One sail that can cover a wide range of reaching angles is the code zero. While classified under most rules as a kite or downwind sail, it is flat enough to handle points of sail closer to the wind without excessive drag. Because of its wide range of angles, it can be a useful sail for bridging the gap between downwind and upwind sails.
Downwind headsails generally are made for “push mode,” which means they are built with more curve to enhance driving force when sailing with the breeze. Downwind symmetric sails can sail deep angles as the wind is meant to flow into them and then separate and create as much drag as possible, whereas asymmetric kites allow the wind to flow across the sail similar to reaching sails trying to create more lift.
Let’s focus on yachts carrying asymmetrical kites.
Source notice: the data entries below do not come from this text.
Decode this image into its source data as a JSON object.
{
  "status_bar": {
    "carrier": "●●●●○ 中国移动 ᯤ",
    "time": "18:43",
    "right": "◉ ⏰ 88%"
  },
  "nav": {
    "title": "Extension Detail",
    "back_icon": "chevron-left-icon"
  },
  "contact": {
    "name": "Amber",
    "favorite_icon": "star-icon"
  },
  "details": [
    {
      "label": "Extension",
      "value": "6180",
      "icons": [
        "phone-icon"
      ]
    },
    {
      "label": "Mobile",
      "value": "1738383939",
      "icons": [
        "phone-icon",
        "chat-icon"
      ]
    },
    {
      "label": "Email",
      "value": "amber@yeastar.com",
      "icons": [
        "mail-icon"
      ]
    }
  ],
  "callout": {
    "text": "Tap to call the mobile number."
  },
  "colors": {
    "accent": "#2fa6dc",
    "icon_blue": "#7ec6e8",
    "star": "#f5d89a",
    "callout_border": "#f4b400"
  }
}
A downwind sail’s main purpose is to allow a yacht to sail its optimal VMG angle downwind as fast as possible. Similar with upwind sails when ratings are important, you will have a limited area to save rating. Generally, a larger kite will go faster downwind until its geometry becomes too deep and wide. Usually yachts are rated for the optimal area for lighter air kites; heavier air kites are sometimes slightly smaller than you would make in absence of any rules because most yachts spend the majority of their time racing in 12 knots or less. In lighter winds, the best wind angle will always be to sail higher than dead downwind to increase apparent wind speed, which allows the yacht to transfer as much kinetic energy from the wind as possible. By sailing higher angles in lighter wind, you can double your apparent wind speed, which can increase the power your yacht harnesses from the wind by almost four times while only sailing 15 percent more distance.
Now that you have a base knowledge of headsails, ask yourself a few questions: As your apparent wind speed increases and your sail angles tighten, your apparent wind angle decreases. Lighter air kites, with flatter shapes and made of lighter cloth, operate in narrower apparent wind angles and have less apparent wind speed than heavy air kites. As you sail wider angles, optimum depth for your kite increases as the wider apparent wind angle acts to push the yacht, making a deeper sail more efficient. Lighter yachts that sail more across the wind because they can sail faster speeds tend to have flatter kites compared to yachts that are heavier and sail more directly downwind.
- What type of rig and boat do I have?
- What wind speed ranges do I typically see?
- Do I sail in heavy chop on a regular basis?
- How consistent are those conditions (wind speed and chop)?
- Am I concerned with performance handicapping for racing?
- Do I typically sail windward-leeward courses or do I spend more time reaching?
Your answers will dictate what types of sails will best serve you. If you have any questions or would like help making a sail plan, give your local loft a call.